by Connie Oswald Stofko
No matter what size garden you have– even if it’s only a few containers on your balcony– we invite you to join the Million Pollinator Garden Challenge.
One of the significant threats to the health of pollinators is the scarcity and degradation of plants that they use for forage. The Million Pollinator Garden Challenge wants to increase the number of landscapes of every size– including pots on a balcony– that have plants that provide the nectar and pollen that bees, butterflies, hummingbirds and other pollinators need.
The challenge aims to count one million gardens. If you register your garden, you could bee one in a million!
A group that I belong to, the Association for Garden Communicators (GWA), is encouraging gardeners to register their gardens. Your garden doesn’t have to be large and it doesn’t have to be perfect. If you are trying to take steps to attract pollinators, you can register your garden.
I’ve registered mine– It’s easy to do. You can add a photo or video from your garden if you like. And where it asks for your Organization/Partnership Affiliation, if you could choose the Association for Garden Communicators (GWA), that would be great.
The Million Pollinator Garden Challenge is an initiative of the National Pollinator Garden Network, a collaboration of stakeholders from the garden, pollinator and conservation communities working together to support the health of pollinating animals.
You can find lots of useful resources for attracting pollinators at the site of one of those groups, Pollinator Partnership. I especially like their planting guides. Type in your Zip Code to find the right guide for your area. It’s interesting that different parts of Western New York fall into different ecoregions.
Pollinators are responsible for one out of three bites of food we take each day, yet pollinators are at critical point in their own survival.

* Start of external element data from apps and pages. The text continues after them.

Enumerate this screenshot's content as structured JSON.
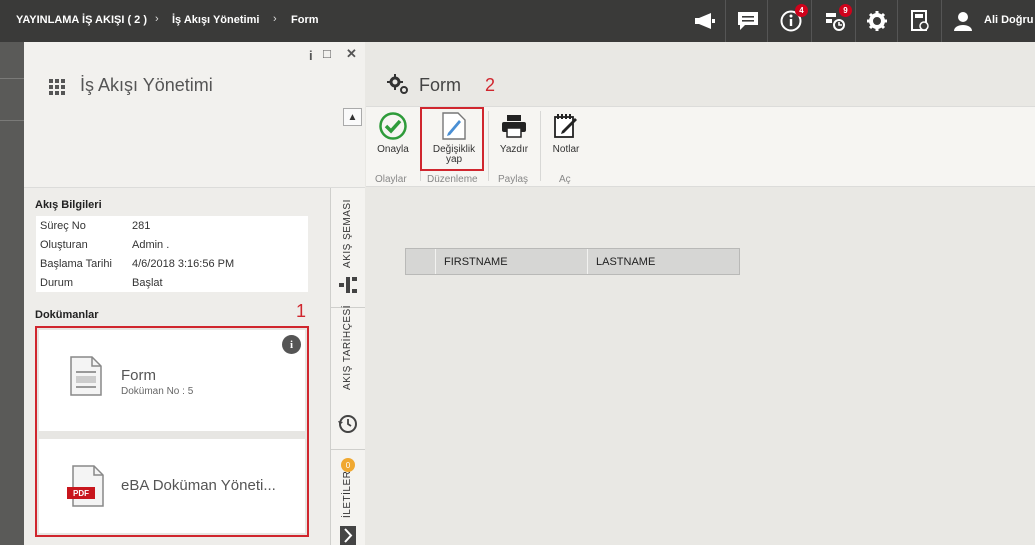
{
  "topbar": {
    "breadcrumb": [
      "YAYINLAMA İŞ AKIŞI ( 2 )",
      "İş Akışı Yönetimi",
      "Form"
    ],
    "icons": [
      {
        "name": "megaphone-icon"
      },
      {
        "name": "message-icon"
      },
      {
        "name": "info-icon",
        "badge": "4"
      },
      {
        "name": "workflow-task-icon",
        "badge": "9"
      },
      {
        "name": "gear-icon"
      },
      {
        "name": "calculator-icon"
      }
    ],
    "user_name": "Ali Doğru"
  },
  "left_panel": {
    "title": "İş Akışı Yönetimi",
    "flow_info": {
      "heading": "Akış Bilgileri",
      "rows": [
        {
          "label": "Süreç No",
          "value": "281"
        },
        {
          "label": "Oluşturan",
          "value": "Admin ."
        },
        {
          "label": "Başlama Tarihi",
          "value": "4/6/2018 3:16:56 PM"
        },
        {
          "label": "Durum",
          "value": "Başlat"
        }
      ]
    },
    "documents": {
      "heading": "Dokümanlar",
      "items": [
        {
          "title": "Form",
          "subtitle": "Doküman No : 5"
        },
        {
          "title": "eBA Doküman Yöneti...",
          "icon_text": "PDF"
        }
      ]
    },
    "marker": "1"
  },
  "vertical_tabs": [
    {
      "label": "AKIŞ ŞEMASI"
    },
    {
      "label": "AKIŞ TARİHÇESİ"
    },
    {
      "label": "İLETİLER",
      "badge": "0"
    }
  ],
  "right_panel": {
    "title": "Form",
    "marker": "2",
    "ribbon": {
      "buttons": [
        {
          "label": "Onayla"
        },
        {
          "label": "Değişiklik yap"
        },
        {
          "label": "Yazdır"
        },
        {
          "label": "Notlar"
        }
      ],
      "groups": [
        "Olaylar",
        "Düzenleme",
        "Paylaş",
        "Aç"
      ]
    },
    "grid": {
      "columns": [
        "FIRSTNAME",
        "LASTNAME"
      ]
    }
  },
  "colors": {
    "topbar": "#3a3a39",
    "highlight": "#d0262e",
    "approve": "#2e9b3a"
  }
}
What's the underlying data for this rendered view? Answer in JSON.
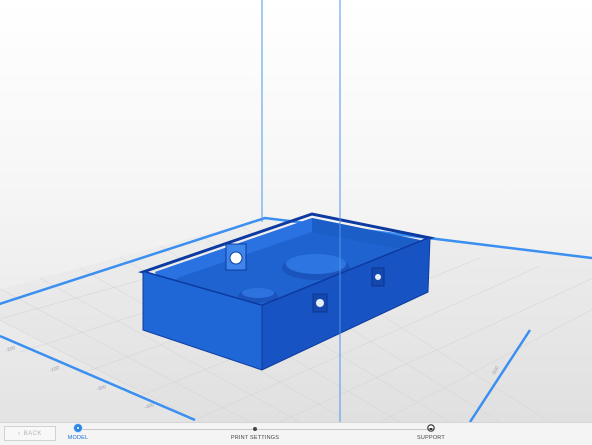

Many reasons contribute to their recent decline, but we know that providing more flowering plants and trees will help improve their health and numbers.